We have recently published our 2012 Public Mergers & Acquisitions Report which is now available for distribution. The Report examines the 83 public takeovers and schemes involving ASX listed companies announced in the 2012 financial year.

The Report points to FY2012 being a period of relative stability in Australia’s M&A market despite global turbulence, with a notable decline in deal volume being offset by strong deal value. While success rates improved to a four year high of 81%, the developing lack of competitive auctions is a potential concern for target shareholders.

The Public M&A Report was the first study undertaken by an Australian-based law firm to examine the trends and structure of Australian public M&A. Now drawing on five years of statistics and analysis, the Report gives readers a real insight into how market conditions have evolved during the past five years and the future outlook for local M&A.

The Report’s key findings included the following:

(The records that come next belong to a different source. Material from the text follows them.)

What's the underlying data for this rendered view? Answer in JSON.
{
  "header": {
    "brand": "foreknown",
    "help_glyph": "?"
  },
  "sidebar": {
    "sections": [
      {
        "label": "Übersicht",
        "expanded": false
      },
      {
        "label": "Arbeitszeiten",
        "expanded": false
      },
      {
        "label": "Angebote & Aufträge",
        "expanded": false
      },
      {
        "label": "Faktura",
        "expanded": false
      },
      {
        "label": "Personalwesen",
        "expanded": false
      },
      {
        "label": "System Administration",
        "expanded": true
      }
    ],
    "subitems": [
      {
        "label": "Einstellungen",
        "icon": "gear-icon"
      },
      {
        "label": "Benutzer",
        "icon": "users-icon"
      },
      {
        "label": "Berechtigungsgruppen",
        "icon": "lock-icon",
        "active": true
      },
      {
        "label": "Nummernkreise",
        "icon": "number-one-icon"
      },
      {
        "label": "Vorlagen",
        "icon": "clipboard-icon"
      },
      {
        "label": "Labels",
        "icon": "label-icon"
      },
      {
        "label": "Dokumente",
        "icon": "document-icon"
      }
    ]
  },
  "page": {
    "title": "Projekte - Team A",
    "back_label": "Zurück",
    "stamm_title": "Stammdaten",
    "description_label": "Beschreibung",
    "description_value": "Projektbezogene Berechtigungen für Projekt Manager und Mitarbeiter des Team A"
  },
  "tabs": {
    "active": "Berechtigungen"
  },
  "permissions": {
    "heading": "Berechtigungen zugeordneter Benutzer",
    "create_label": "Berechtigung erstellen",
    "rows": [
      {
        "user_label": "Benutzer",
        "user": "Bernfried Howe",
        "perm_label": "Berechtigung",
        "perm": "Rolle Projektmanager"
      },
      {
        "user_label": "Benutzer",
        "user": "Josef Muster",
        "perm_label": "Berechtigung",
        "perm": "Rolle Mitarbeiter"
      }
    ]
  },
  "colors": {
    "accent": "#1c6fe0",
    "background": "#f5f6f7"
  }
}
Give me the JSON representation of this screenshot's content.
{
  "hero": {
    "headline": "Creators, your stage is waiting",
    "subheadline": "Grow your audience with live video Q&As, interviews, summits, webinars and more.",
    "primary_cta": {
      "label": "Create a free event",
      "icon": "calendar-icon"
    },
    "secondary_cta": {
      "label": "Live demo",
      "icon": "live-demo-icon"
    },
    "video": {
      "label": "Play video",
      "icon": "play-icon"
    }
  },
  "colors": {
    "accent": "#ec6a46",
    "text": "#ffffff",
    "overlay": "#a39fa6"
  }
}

  • The value of deals announced in FY2012 was A$63 billion, which was a decrease of A$16 billion in funds committed by bidders during FY2011.
  • Deals were announced in ‘bursts’, reflecting the extremely volatile nature of Australian and global markets in recent times, but also suggesting that bidders are looking to announce transactions during specific ‘windows of opportunity’, when market conditions offer bidding companies better prospects.
  • Chinese bidders are becoming far more adept at successfully executing Australian public M&A, with success rates for Chinese bidders reaching 83% in FY2012 (as opposed to 57% last year).
  • A number of relatively high-profile transactions were the subject of significant delays (and in some cases brought to an unhappy end) due to lengthy deliberations by offshore regulatory bodies in relation to necessary conditions.
  • M&A activity in the energy and resources sectors continues to be a strong component of overall Australian activity – but there are now heartening signs for the broader economy that Australia is no longer as dependent on energy and resources as it was during the GFC.
  • Ongoing consolidation in the coal sector has accounted for 10% of the number of total deals in FY2012 and a total of A$20 billion (or one third) of overall deal value.
  • Cash consideration continues to be prevalent – in those cash deals, 49% were either partly or fully funded by debt, an encouraging finding given the levels of global uncertainty regarding perceived availability of debt.
  • Private equity activity in public M&A stepped up for the fourth year running, with a dramatic increase in certain sectors including industrials, utilities and materials, a trend that is expected to continue.